As with any show I'll be this into by season 2, BSG has fleshed out so many interesting characters, and drawn me into so many storylines that my investment is pretty absolute at this point. The conflicts I mentioned above make me want happiness all the more for the characters I like. Because they live in a world of moral ambiguity, with no precedence to their dire stituation, much of their moral compass is created along the way. It makes it all the sweeter when these people are able to triumph against the overwhelming odds laid against them.
I'll use the example of Admiral Adama (Edward James Olmos). Adama wastes no action nor words. He commands with a soft-spoken tone, but the way his crew responds to him speaks volumes about the respect he gets, even from the otherwise rebellious Kara 'Starbuck' Thrace (Katee Sackhoff). He is not infallible though. In "Lay Down your Burdens" he becomes involved in a coverup over tampering with the election ballots. When Baltar cofronts him, Adama suggests he take his victory and leave it at that, and that's all it takes to make Baltar back down. It's a great bit of characterization, even though he's about to become his boss, Baltar realizes that NO ONE should cross Adama.
Wow, as Inigo Montaya put it: "There's too much to 'splain, let me sum up." There are more completely unexpected but naturally evolving twists packed into the last 30 min of "Lay Down you Burdens" than I've ever seen anywhere else. That's a big claim I realize, but I honestly can't think of anything that tops it. The last 15 minutes in particular present a conitnuity jump into the future that was not a gimmick nor felt like a cheat in any way, just the most interesting place to take up the story from.

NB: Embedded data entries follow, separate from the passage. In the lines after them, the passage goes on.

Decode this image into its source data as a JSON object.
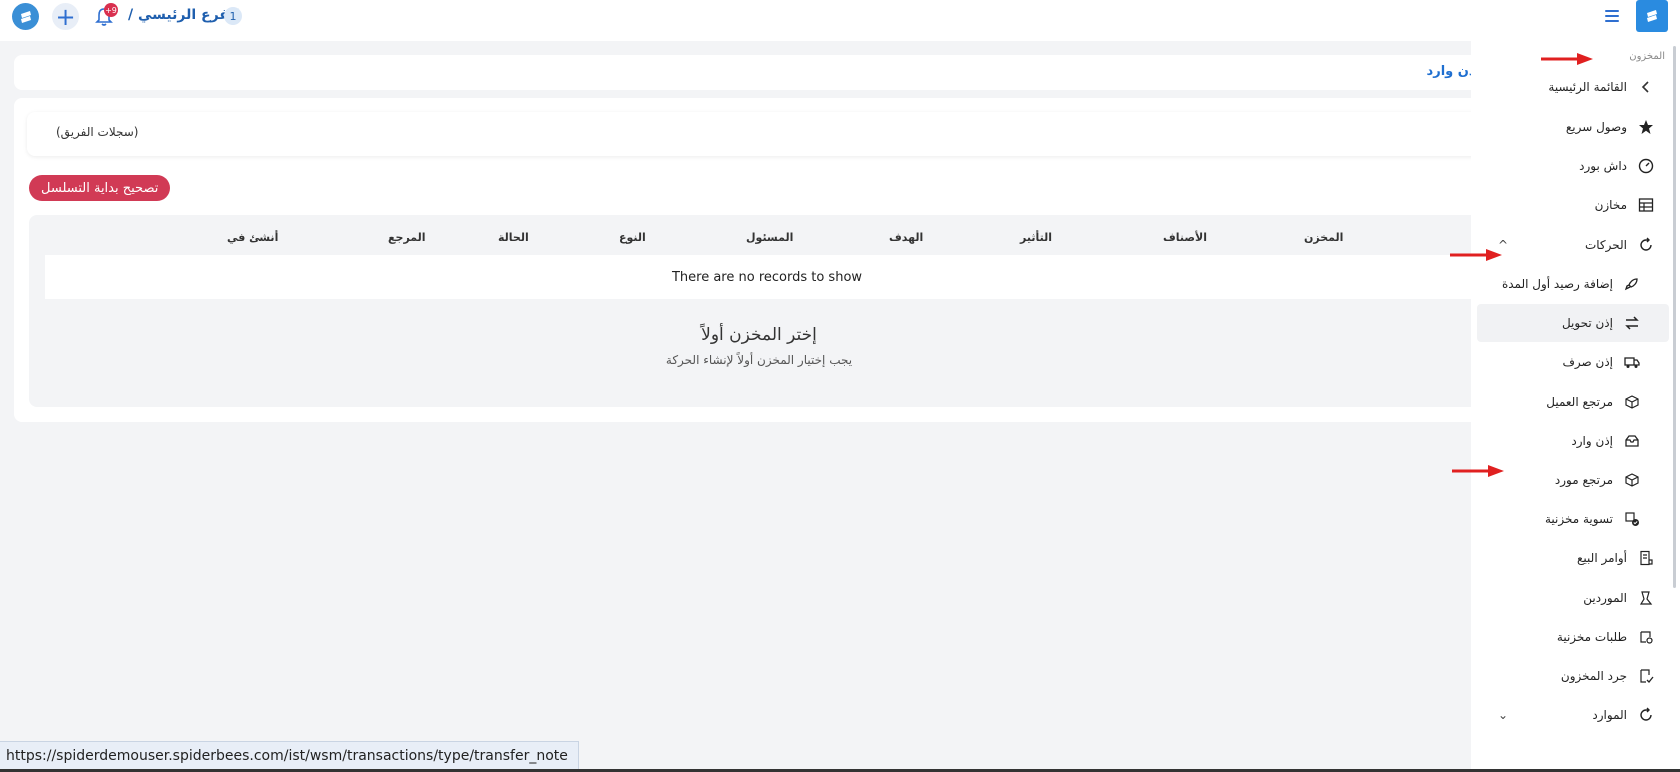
{
  "topbar": {
    "branch_label": "الفرع الرئيسي /",
    "branch_count": "1",
    "notification_badge": "+9"
  },
  "page": {
    "header_title": "إذن وارد",
    "team_records": "(سجلات الفريق)",
    "fix_sequence_button": "تصحيح بداية التسلسل",
    "table_headers": [
      "المخزن",
      "الأصناف",
      "التأثير",
      "الهدف",
      "المسئول",
      "النوع",
      "الحالة",
      "المرجع",
      "أنشئ في"
    ],
    "no_records": "There are no records to show",
    "empty_title": "إختر المخزن أولاً",
    "empty_subtitle": "يجب إختيار المخزن أولاً لإنشاء الحركة"
  },
  "sidebar": {
    "section_title": "المخزون",
    "items": [
      {
        "label": "القائمة الرئيسية",
        "icon": "chevron-left-icon"
      },
      {
        "label": "وصول سريع",
        "icon": "star-icon"
      },
      {
        "label": "داش بورد",
        "icon": "gauge-icon"
      },
      {
        "label": "مخازن",
        "icon": "warehouse-icon"
      },
      {
        "label": "الحركات",
        "icon": "refresh-icon"
      },
      {
        "label": "إضافة رصيد أول المدة",
        "icon": "rocket-icon"
      },
      {
        "label": "إذن تحويل",
        "icon": "transfer-icon"
      },
      {
        "label": "إذن صرف",
        "icon": "truck-icon"
      },
      {
        "label": "مرتجع العميل",
        "icon": "box-return-icon"
      },
      {
        "label": "إذن وارد",
        "icon": "inbox-icon"
      },
      {
        "label": "مرتجع مورد",
        "icon": "box-return-icon"
      },
      {
        "label": "تسوية مخزنية",
        "icon": "box-check-icon"
      },
      {
        "label": "أوامر البيع",
        "icon": "order-icon"
      },
      {
        "label": "الموردين",
        "icon": "supplier-icon"
      },
      {
        "label": "طلبات مخزنية",
        "icon": "request-icon"
      },
      {
        "label": "جرد المخزون",
        "icon": "stocktake-icon"
      },
      {
        "label": "الموارد",
        "icon": "refresh-icon"
      }
    ]
  },
  "statusbar": {
    "url": "https://spiderdemouser.spiderbees.com/ist/wsm/transactions/type/transfer_note"
  },
  "colors": {
    "brand_blue": "#2a8be0",
    "danger": "#d13a55",
    "arrow_red": "#e02020"
  }
}
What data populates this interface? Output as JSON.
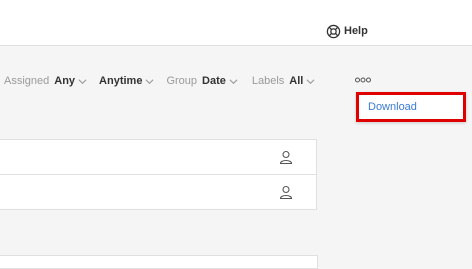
{
  "header": {
    "help_label": "Help",
    "help_icon": "lifebuoy-icon"
  },
  "filters": {
    "assigned": {
      "label": "Assigned",
      "value": "Any"
    },
    "time": {
      "value": "Anytime"
    },
    "group": {
      "label": "Group",
      "value": "Date"
    },
    "labels": {
      "label": "Labels",
      "value": "All"
    }
  },
  "more_menu": {
    "icon": "more-dots-icon",
    "items": [
      {
        "label": "Download"
      }
    ]
  },
  "list": {
    "rows": [
      {
        "icon": "user-icon"
      },
      {
        "icon": "user-icon"
      }
    ]
  },
  "colors": {
    "accent": "#3a7bd5",
    "highlight": "#e00000",
    "background": "#f5f5f5"
  }
}
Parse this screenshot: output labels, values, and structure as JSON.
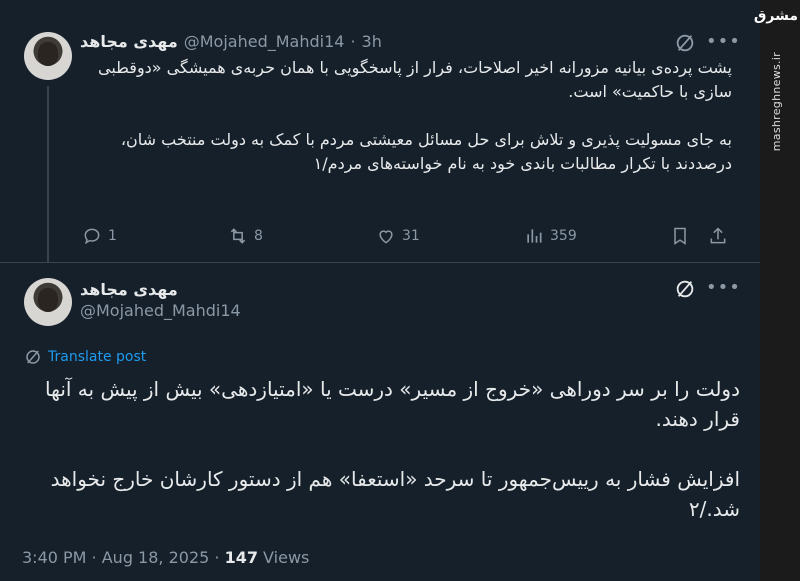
{
  "watermark": {
    "logo": "مشرق",
    "site": "mashreghnews.ir"
  },
  "tweet1": {
    "display_name": "مهدی مجاهد",
    "handle": "@Mojahed_Mahdi14",
    "separator": "·",
    "time": "3h",
    "paragraphs": [
      "پشت پرده‌ی بیانیه مزورانه اخیر اصلاحات، فرار از پاسخگویی با همان حربه‌ی همیشگی «دوقطبی سازی با حاکمیت» است.",
      "به جای مسولیت پذیری و تلاش برای حل مسائل معیشتی مردم با کمک به دولت منتخب شان، درصددند با تکرار مطالبات باندی خود به نام خواسته‌های مردم/۱"
    ],
    "actions": {
      "replies": "1",
      "reposts": "8",
      "likes": "31",
      "views": "359"
    }
  },
  "tweet2": {
    "display_name": "مهدی مجاهد",
    "handle": "@Mojahed_Mahdi14",
    "translate_label": "Translate post",
    "paragraphs": [
      "دولت را بر سر دوراهی «خروج از مسیر» درست یا «امتیازدهی» بیش از پیش به آنها قرار دهند.",
      "افزایش فشار به رییس‌جمهور تا سرحد «استعفا» هم از دستور کارشان خارج نخواهد شد./۲"
    ],
    "timestamp": "3:40 PM · Aug 18, 2025 · ",
    "views_count": "147",
    "views_label": " Views"
  },
  "icons": [
    "grok-icon",
    "more-icon",
    "reply-icon",
    "repost-icon",
    "like-icon",
    "views-icon",
    "bookmark-icon",
    "share-icon",
    "translate-icon"
  ],
  "colors": {
    "background": "#15202b",
    "text": "#e7e9ea",
    "muted": "#8b98a5",
    "link": "#1d9bf0",
    "border": "#38444d"
  }
}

Just one "holy crap!" moment after another.
Mostly coming courtesy of Callis' turn as Baltar, there are some hearty laughs to be had here. Particulary when we see Baltar's version of running a presidential administration.
If you haven't seen Battlestar Galactica - There's still time! before the new season starts that is. If you've seen all the way through "Lay Down your Burdens" and have cable can I please come to your house for the season premiere?